**Task objective**. Whatever pictures appear, omit them, and repeat the data below exactly.

**Excerpts from an interface dataset**.
* * *

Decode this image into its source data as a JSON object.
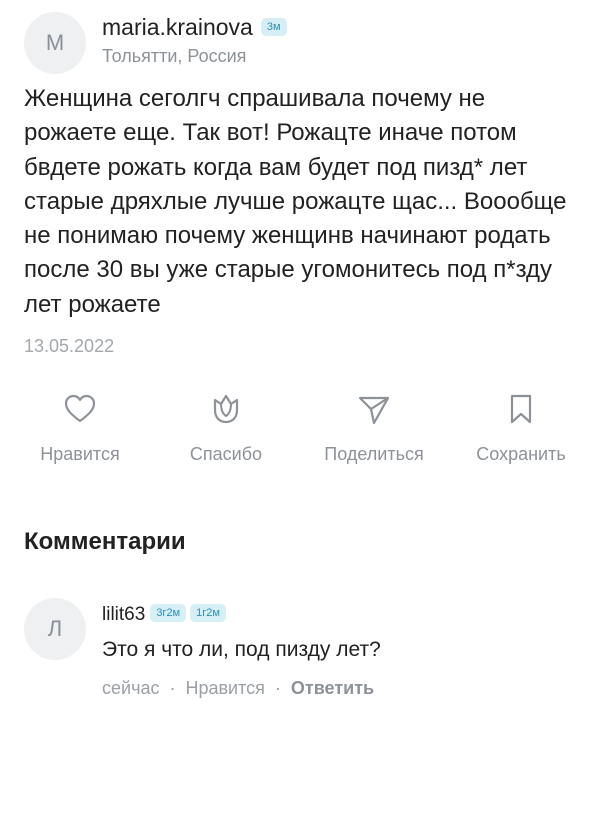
{
  "post": {
    "author": {
      "avatar_letter": "М",
      "name": "maria.krainova",
      "badge": "3м",
      "location": "Тольятти, Россия"
    },
    "text": "Женщина сеголгч спрашивала почему не рожаете еще. Так вот! Рожацте иначе потом бвдете рожать когда вам будет под пизд* лет старые дряхлые лучше рожацте щас... Воообще не понимаю почему женщинв начинают родать после 30 вы уже старые угомонитесь под п*зду лет рожаете",
    "date": "13.05.2022"
  },
  "actions": [
    {
      "label": "Нравится",
      "icon": "heart-icon"
    },
    {
      "label": "Спасибо",
      "icon": "flower-icon"
    },
    {
      "label": "Поделиться",
      "icon": "share-icon"
    },
    {
      "label": "Сохранить",
      "icon": "bookmark-icon"
    }
  ],
  "comments": {
    "title": "Комментарии",
    "items": [
      {
        "avatar_letter": "Л",
        "author": "lilit63",
        "badges": [
          "3г2м",
          "1г2м"
        ],
        "text": "Это я что ли, под пизду лет?",
        "time": "сейчас",
        "like_label": "Нравится",
        "reply_label": "Ответить",
        "separator": "·"
      }
    ]
  },
  "colors": {
    "badge_bg": "#d6eef5",
    "badge_text": "#2f8fb0",
    "muted": "#8c9298",
    "avatar_bg": "#eef0f2"
  }
}
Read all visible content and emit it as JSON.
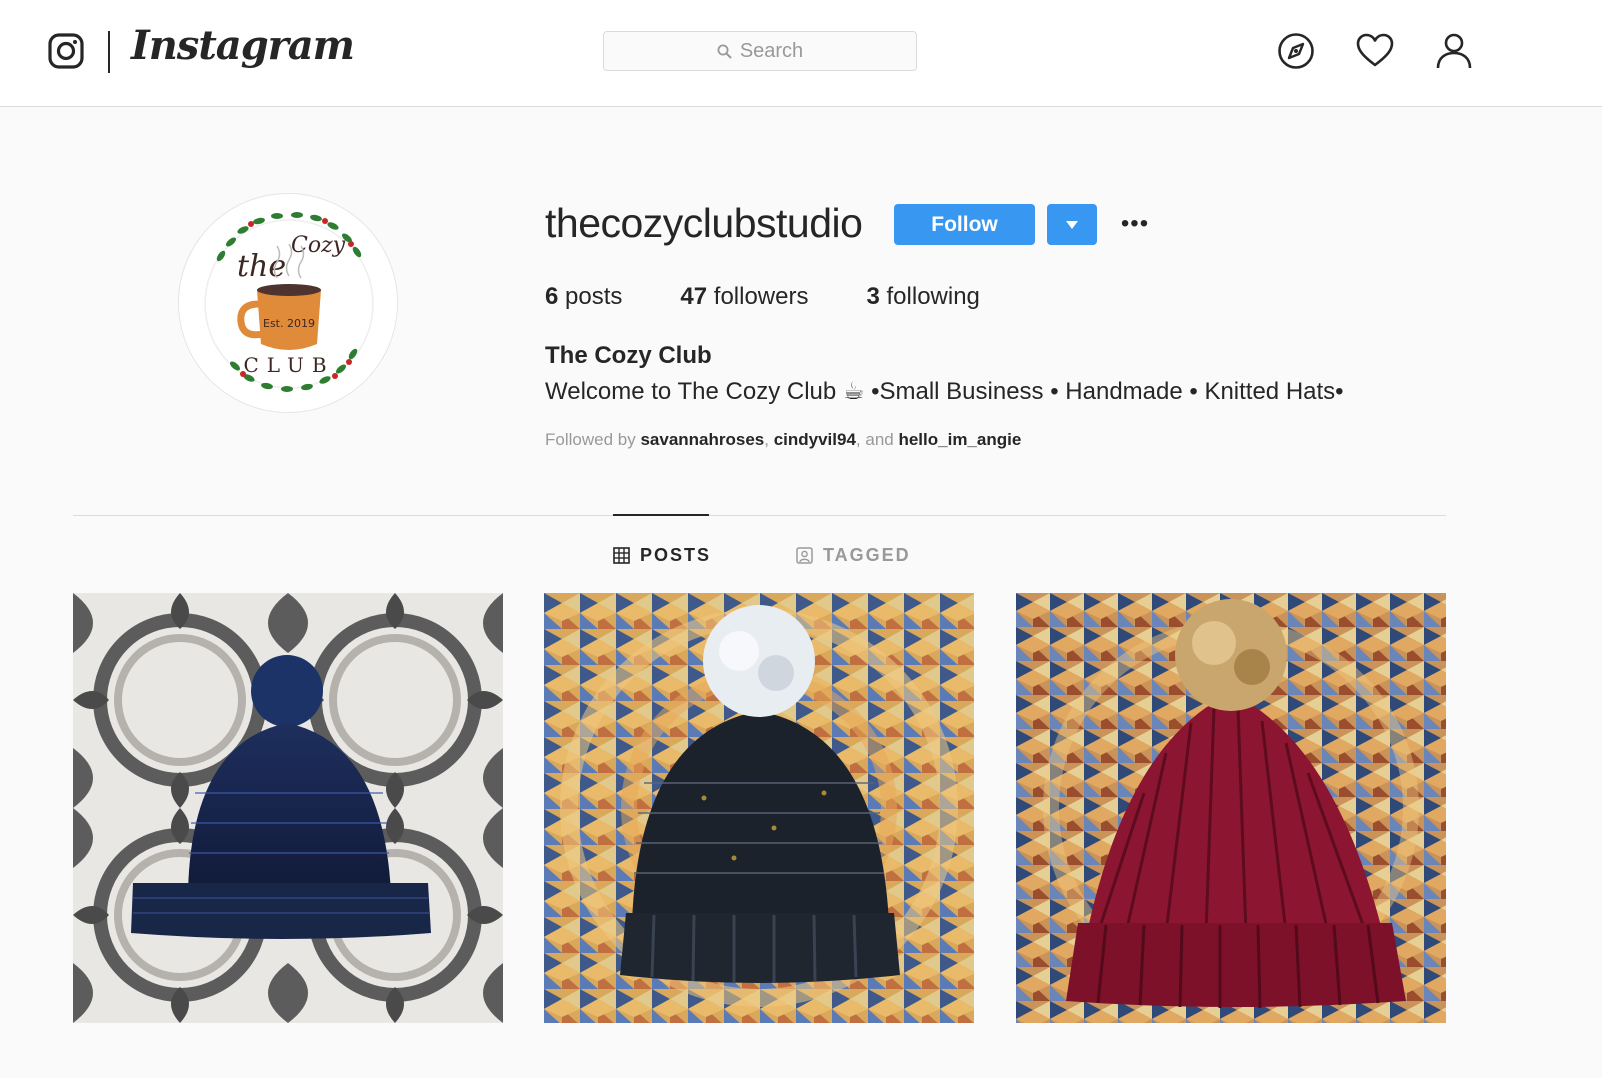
{
  "header": {
    "logo_icon": "instagram-camera-icon",
    "wordmark": "Instagram",
    "search": {
      "placeholder": "Search",
      "icon": "search-icon"
    },
    "nav_icons": [
      "explore-compass-icon",
      "activity-heart-icon",
      "profile-person-icon"
    ]
  },
  "profile": {
    "username": "thecozyclubstudio",
    "follow_label": "Follow",
    "more_label": "•••",
    "stats": {
      "posts_count": "6",
      "posts_label": "posts",
      "followers_count": "47",
      "followers_label": "followers",
      "following_count": "3",
      "following_label": "following"
    },
    "full_name": "The Cozy Club",
    "bio": "Welcome to The Cozy Club ☕ •Small Business • Handmade • Knitted Hats•",
    "followed_by": {
      "prefix": "Followed by",
      "users": [
        "savannahroses",
        "cindyvil94",
        "hello_im_angie"
      ],
      "sep1": ", ",
      "sep2": ", and "
    },
    "avatar_text": {
      "line1": "the",
      "line2": "Cozy",
      "est": "Est. 2019",
      "club": "CLUB"
    }
  },
  "tabs": [
    {
      "label": "POSTS",
      "icon": "grid-icon",
      "active": true
    },
    {
      "label": "TAGGED",
      "icon": "tagged-person-icon",
      "active": false
    }
  ],
  "posts": [
    {
      "subject": "navy knitted beanie with pom-pom on patterned tile"
    },
    {
      "subject": "charcoal speckled knitted beanie with white faux-fur pom on braided rug"
    },
    {
      "subject": "burgundy ribbed knitted beanie with tan faux-fur pom on braided rug"
    }
  ],
  "colors": {
    "accent": "#3897f0",
    "text": "#262626",
    "muted": "#999999",
    "border": "#dbdbdb",
    "background": "#fafafa"
  }
}
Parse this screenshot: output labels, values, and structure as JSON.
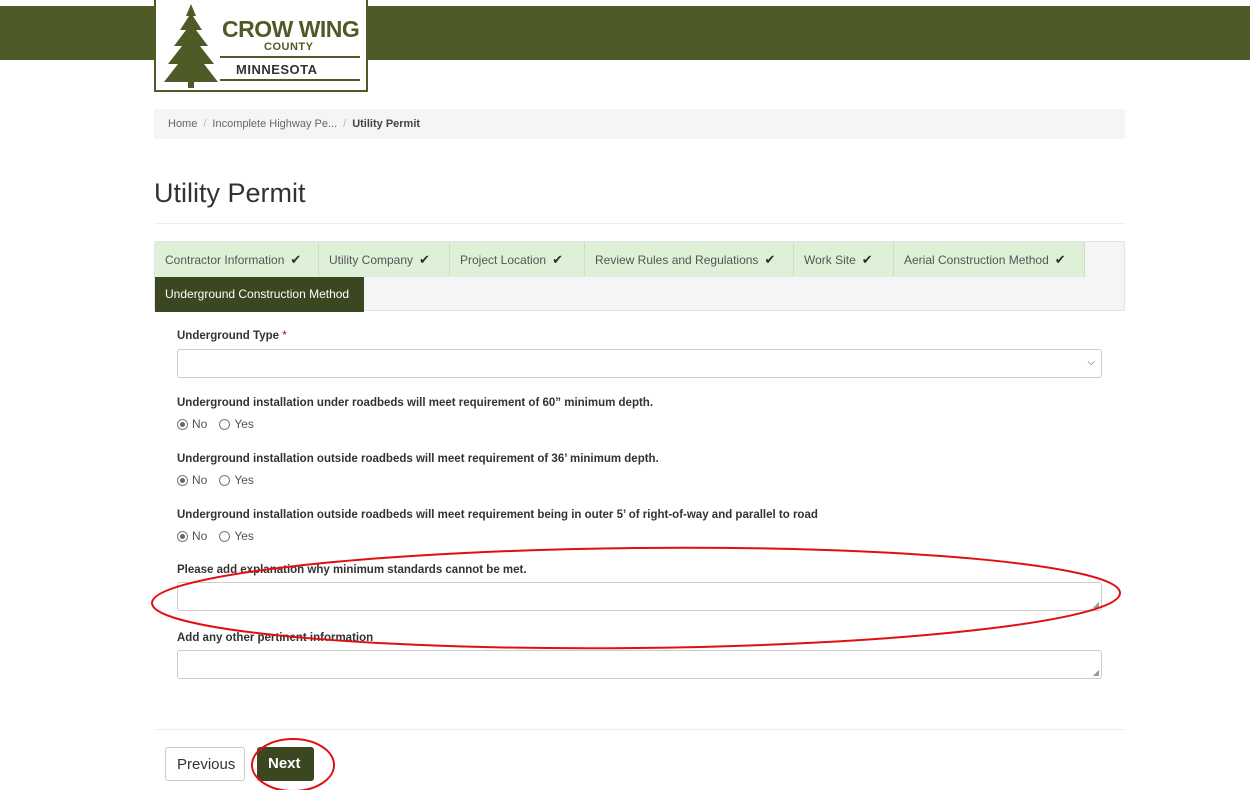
{
  "header": {
    "logo": {
      "name": "CROW WING",
      "county": "COUNTY",
      "state": "MINNESOTA"
    }
  },
  "breadcrumb": [
    "Home",
    "Incomplete Highway Pe...",
    "Utility Permit"
  ],
  "page": {
    "title": "Utility Permit"
  },
  "tabs": [
    {
      "label": "Contractor Information",
      "done": true
    },
    {
      "label": "Utility Company",
      "done": true
    },
    {
      "label": "Project Location",
      "done": true
    },
    {
      "label": "Review Rules and Regulations",
      "done": true
    },
    {
      "label": "Work Site",
      "done": true
    },
    {
      "label": "Aerial Construction Method",
      "done": true
    },
    {
      "label": "Underground Construction Method",
      "done": false,
      "active": true
    }
  ],
  "form": {
    "underground_type": {
      "label": "Underground Type",
      "required_mark": "*",
      "value": ""
    },
    "q1": {
      "label": "Underground installation under roadbeds will meet requirement of 60” minimum depth.",
      "options": [
        "No",
        "Yes"
      ],
      "selected": "No"
    },
    "q2": {
      "label": "Underground installation outside roadbeds will meet requirement of 36’ minimum depth.",
      "options": [
        "No",
        "Yes"
      ],
      "selected": "No"
    },
    "q3": {
      "label": "Underground installation outside roadbeds will meet requirement being in outer 5’ of right-of-way and parallel to road",
      "options": [
        "No",
        "Yes"
      ],
      "selected": "No"
    },
    "explanation": {
      "label": "Please add explanation why minimum standards cannot be met.",
      "value": ""
    },
    "other_info": {
      "label": "Add any other pertinent information",
      "value": ""
    }
  },
  "buttons": {
    "previous": "Previous",
    "next": "Next"
  },
  "colors": {
    "brand": "#4f5b26",
    "active_tab": "#3a4720",
    "done_tab": "#dff0d8",
    "annotation": "#e01010"
  },
  "icons": {
    "tab_done": "check-icon",
    "select": "chevron-down-icon"
  }
}
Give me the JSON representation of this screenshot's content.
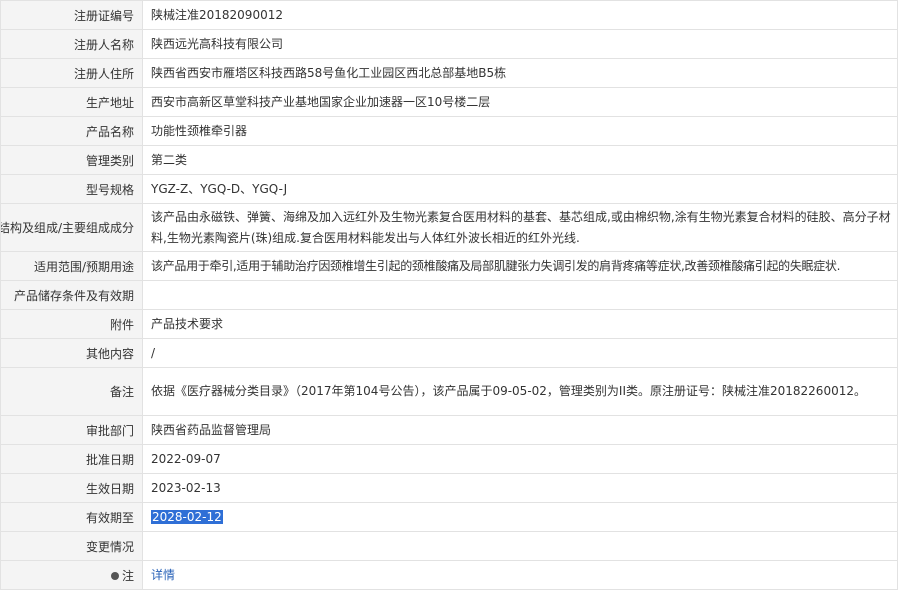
{
  "rows": [
    {
      "label": "注册证编号",
      "value": "陕械注准20182090012"
    },
    {
      "label": "注册人名称",
      "value": "陕西远光高科技有限公司"
    },
    {
      "label": "注册人住所",
      "value": "陕西省西安市雁塔区科技西路58号鱼化工业园区西北总部基地B5栋"
    },
    {
      "label": "生产地址",
      "value": "西安市高新区草堂科技产业基地国家企业加速器一区10号楼二层"
    },
    {
      "label": "产品名称",
      "value": "功能性颈椎牵引器"
    },
    {
      "label": "管理类别",
      "value": "第二类"
    },
    {
      "label": "型号规格",
      "value": "YGZ-Z、YGQ-D、YGQ-J"
    },
    {
      "label": "结构及组成/主要组成成分",
      "value": "该产品由永磁铁、弹簧、海绵及加入远红外及生物光素复合医用材料的基套、基芯组成,或由棉织物,涂有生物光素复合材料的硅胶、高分子材料,生物光素陶瓷片(珠)组成.复合医用材料能发出与人体红外波长相近的红外光线."
    },
    {
      "label": "适用范围/预期用途",
      "value": "该产品用于牵引,适用于辅助治疗因颈椎增生引起的颈椎酸痛及局部肌腱张力失调引发的肩背疼痛等症状,改善颈椎酸痛引起的失眠症状."
    },
    {
      "label": "产品储存条件及有效期",
      "value": ""
    },
    {
      "label": "附件",
      "value": "产品技术要求"
    },
    {
      "label": "其他内容",
      "value": "/"
    },
    {
      "label": "备注",
      "value": "依据《医疗器械分类目录》（2017年第104号公告），该产品属于09-05-02，管理类别为II类。原注册证号：陕械注准20182260012。"
    },
    {
      "label": "审批部门",
      "value": "陕西省药品监督管理局"
    },
    {
      "label": "批准日期",
      "value": "2022-09-07"
    },
    {
      "label": "生效日期",
      "value": "2023-02-13"
    },
    {
      "label": "有效期至",
      "value": "2028-02-12"
    },
    {
      "label": "变更情况",
      "value": ""
    },
    {
      "label": "注",
      "value": "详情",
      "icon": "note-icon"
    }
  ]
}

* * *

**Result below**.
Decode this image into its source data as a JSON object.
{
  "post": {
    "author": {
      "avatar_letter": "М",
      "name": "maria.krainova",
      "badge": "3м",
      "location": "Тольятти, Россия"
    },
    "text": "Женщина сеголгч спрашивала почему не рожаете еще. Так вот! Рожацте иначе потом бвдете рожать когда вам будет под пизд* лет старые дряхлые лучше рожацте щас... Воообще не понимаю почему женщинв начинают родать после 30 вы уже старые угомонитесь под п*зду лет рожаете",
    "date": "13.05.2022"
  },
  "actions": [
    {
      "label": "Нравится",
      "icon": "heart-icon"
    },
    {
      "label": "Спасибо",
      "icon": "flower-icon"
    },
    {
      "label": "Поделиться",
      "icon": "share-icon"
    },
    {
      "label": "Сохранить",
      "icon": "bookmark-icon"
    }
  ],
  "comments": {
    "title": "Комментарии",
    "items": [
      {
        "avatar_letter": "Л",
        "author": "lilit63",
        "badges": [
          "3г2м",
          "1г2м"
        ],
        "text": "Это я что ли, под пизду лет?",
        "time": "сейчас",
        "like_label": "Нравится",
        "reply_label": "Ответить",
        "separator": "·"
      }
    ]
  },
  "colors": {
    "badge_bg": "#d6eef5",
    "badge_text": "#2f8fb0",
    "muted": "#8c9298",
    "avatar_bg": "#eef0f2"
  }
}
Read all visible content and emit it as JSON.
{
  "header": {
    "logo_icon": "instagram-camera-icon",
    "wordmark": "Instagram",
    "search": {
      "placeholder": "Search",
      "icon": "search-icon"
    },
    "nav_icons": [
      "explore-compass-icon",
      "activity-heart-icon",
      "profile-person-icon"
    ]
  },
  "profile": {
    "username": "thecozyclubstudio",
    "follow_label": "Follow",
    "more_label": "•••",
    "stats": {
      "posts_count": "6",
      "posts_label": "posts",
      "followers_count": "47",
      "followers_label": "followers",
      "following_count": "3",
      "following_label": "following"
    },
    "full_name": "The Cozy Club",
    "bio": "Welcome to The Cozy Club ☕ •Small Business • Handmade • Knitted Hats•",
    "followed_by": {
      "prefix": "Followed by",
      "users": [
        "savannahroses",
        "cindyvil94",
        "hello_im_angie"
      ],
      "sep1": ", ",
      "sep2": ", and "
    },
    "avatar_text": {
      "line1": "the",
      "line2": "Cozy",
      "est": "Est. 2019",
      "club": "CLUB"
    }
  },
  "tabs": [
    {
      "label": "POSTS",
      "icon": "grid-icon",
      "active": true
    },
    {
      "label": "TAGGED",
      "icon": "tagged-person-icon",
      "active": false
    }
  ],
  "posts": [
    {
      "subject": "navy knitted beanie with pom-pom on patterned tile"
    },
    {
      "subject": "charcoal speckled knitted beanie with white faux-fur pom on braided rug"
    },
    {
      "subject": "burgundy ribbed knitted beanie with tan faux-fur pom on braided rug"
    }
  ],
  "colors": {
    "accent": "#3897f0",
    "text": "#262626",
    "muted": "#999999",
    "border": "#dbdbdb",
    "background": "#fafafa"
  }
}
Parse this screenshot: output labels, values, and structure as JSON.
{
  "header": {
    "logo": {
      "name": "CROW WING",
      "county": "COUNTY",
      "state": "MINNESOTA"
    }
  },
  "breadcrumb": [
    "Home",
    "Incomplete Highway Pe...",
    "Utility Permit"
  ],
  "page": {
    "title": "Utility Permit"
  },
  "tabs": [
    {
      "label": "Contractor Information",
      "done": true
    },
    {
      "label": "Utility Company",
      "done": true
    },
    {
      "label": "Project Location",
      "done": true
    },
    {
      "label": "Review Rules and Regulations",
      "done": true
    },
    {
      "label": "Work Site",
      "done": true
    },
    {
      "label": "Aerial Construction Method",
      "done": true
    },
    {
      "label": "Underground Construction Method",
      "done": false,
      "active": true
    }
  ],
  "form": {
    "underground_type": {
      "label": "Underground Type",
      "required_mark": "*",
      "value": ""
    },
    "q1": {
      "label": "Underground installation under roadbeds will meet requirement of 60” minimum depth.",
      "options": [
        "No",
        "Yes"
      ],
      "selected": "No"
    },
    "q2": {
      "label": "Underground installation outside roadbeds will meet requirement of 36’ minimum depth.",
      "options": [
        "No",
        "Yes"
      ],
      "selected": "No"
    },
    "q3": {
      "label": "Underground installation outside roadbeds will meet requirement being in outer 5’ of right-of-way and parallel to road",
      "options": [
        "No",
        "Yes"
      ],
      "selected": "No"
    },
    "explanation": {
      "label": "Please add explanation why minimum standards cannot be met.",
      "value": ""
    },
    "other_info": {
      "label": "Add any other pertinent information",
      "value": ""
    }
  },
  "buttons": {
    "previous": "Previous",
    "next": "Next"
  },
  "colors": {
    "brand": "#4f5b26",
    "active_tab": "#3a4720",
    "done_tab": "#dff0d8",
    "annotation": "#e01010"
  },
  "icons": {
    "tab_done": "check-icon",
    "select": "chevron-down-icon"
  }
}
Give me the JSON representation of this screenshot's content.
{
  "rows": [
    {
      "label": "注册证编号",
      "value": "陕械注准20182090012"
    },
    {
      "label": "注册人名称",
      "value": "陕西远光高科技有限公司"
    },
    {
      "label": "注册人住所",
      "value": "陕西省西安市雁塔区科技西路58号鱼化工业园区西北总部基地B5栋"
    },
    {
      "label": "生产地址",
      "value": "西安市高新区草堂科技产业基地国家企业加速器一区10号楼二层"
    },
    {
      "label": "产品名称",
      "value": "功能性颈椎牵引器"
    },
    {
      "label": "管理类别",
      "value": "第二类"
    },
    {
      "label": "型号规格",
      "value": "YGZ-Z、YGQ-D、YGQ-J"
    },
    {
      "label": "结构及组成/主要组成成分",
      "value": "该产品由永磁铁、弹簧、海绵及加入远红外及生物光素复合医用材料的基套、基芯组成,或由棉织物,涂有生物光素复合材料的硅胶、高分子材料,生物光素陶瓷片(珠)组成.复合医用材料能发出与人体红外波长相近的红外光线."
    },
    {
      "label": "适用范围/预期用途",
      "value": "该产品用于牵引,适用于辅助治疗因颈椎增生引起的颈椎酸痛及局部肌腱张力失调引发的肩背疼痛等症状,改善颈椎酸痛引起的失眠症状."
    },
    {
      "label": "产品储存条件及有效期",
      "value": ""
    },
    {
      "label": "附件",
      "value": "产品技术要求"
    },
    {
      "label": "其他内容",
      "value": "/"
    },
    {
      "label": "备注",
      "value": "依据《医疗器械分类目录》（2017年第104号公告），该产品属于09-05-02，管理类别为II类。原注册证号：陕械注准20182260012。"
    },
    {
      "label": "审批部门",
      "value": "陕西省药品监督管理局"
    },
    {
      "label": "批准日期",
      "value": "2022-09-07"
    },
    {
      "label": "生效日期",
      "value": "2023-02-13"
    },
    {
      "label": "有效期至",
      "value": "2028-02-12"
    },
    {
      "label": "变更情况",
      "value": ""
    },
    {
      "label": "注",
      "value": "详情",
      "icon": "note-icon"
    }
  ]
}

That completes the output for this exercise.